Hardwood flooring manufacturers recommend using the least intrusive cleaning techniques possible for your wood floors. Should you sweep and vacuum frequently, you should not have to do anything else, but when a cleaner is needed, it should be a pH-neutral one. Acidic or caustic cleaners can etch the finish and make it seem hazy, abrasive cleansers can scrape, and petroleum soaps can leave residues that make the floor look worse than it did before brushing.
You are Cleaning the Complete, Not the Wood
Most contemporary hardwood floors have a coating of polyurethane liners, and when you clean the floor, you’re really washing the finish. Although it’s durable, polyurethane scrapes, and specific chemicals react with it to make it look muddy. Ammonia has a high pH and can essentially corrode polyurethane, and full-strength vinegar contains a very low pH that can etch it. Many specialists recommend cleaning hardwood floors with a solution of vinegar and water, but you shouldn’t ever use vinegar in full strength. Abrasive cleansers, such as scouring powder, dull the finish in another manner; they depart microscopic scratches. Steel wool and abrasive brushes can have the exact same impact.
Prevent Oily Cleaning Products
Many consumers have complained about particular wood cleaning products on the marketplace. These goods do a great job on your wood furniture but are not great for your floors, because they contain vegetable oils or waxes that remain on the surface after the cleaning solvent has evaporated. This deposits dulls the finish, attracts dirt and causes visible streaking. It builds up as you continue using the product for cleaning and must ultimately be removed to create your floors look clean. Some flooring specialists warn that glue wax creates precisely the exact same dulling and streaking issues and recommend avoiding it.
Removing Oil Soap Residue
Even though you should generally avoid ammonia when cleaning hardwood floors, removal of this deposits from oil soap is a special case. Mix a cleaning solution consisting of 1/2 cup of chlorine per gallon of water, or mix concentrated window cleaner with water in a 1-to-3 ratio. Water is at least as dangerous for timber floors as ammonia, so you must use this solution with care. Receive a sponge or microfiber mop wet; spread a thin film and let it stand for five minutes. Wipe up the solution with a clean, dry cloth; then use another clean cloth to go over the floor to ensure it is dry.
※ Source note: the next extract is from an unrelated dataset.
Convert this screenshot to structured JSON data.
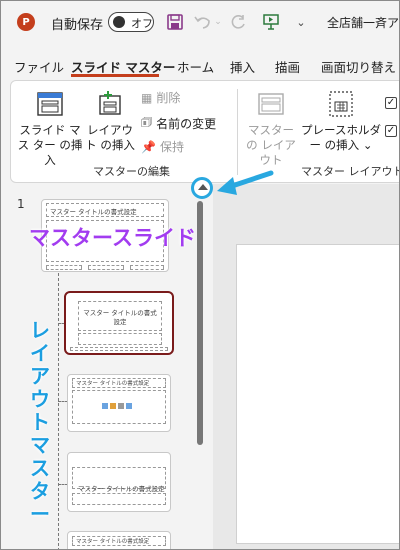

Is the Floor Waxed?
Old wax can cause hazing issues, and if the floor is in an historic house, it is possible that wax is the only finish the floor has. You can test for wax by lightly sanding a spot to find out if the finish balls upward or dampening a rag with mineral spirits, wiping a spot and looking for yellow/brownish discoloration on the rag. If the test is positive, then you could be able to earn the floor shiny by buffing the wax with a floor buffer, but occasionally, complete removal of the wax along with re-waxing will be the best option. Wax removal requires plenty of rags, mineral spirits and a good set of knee pads.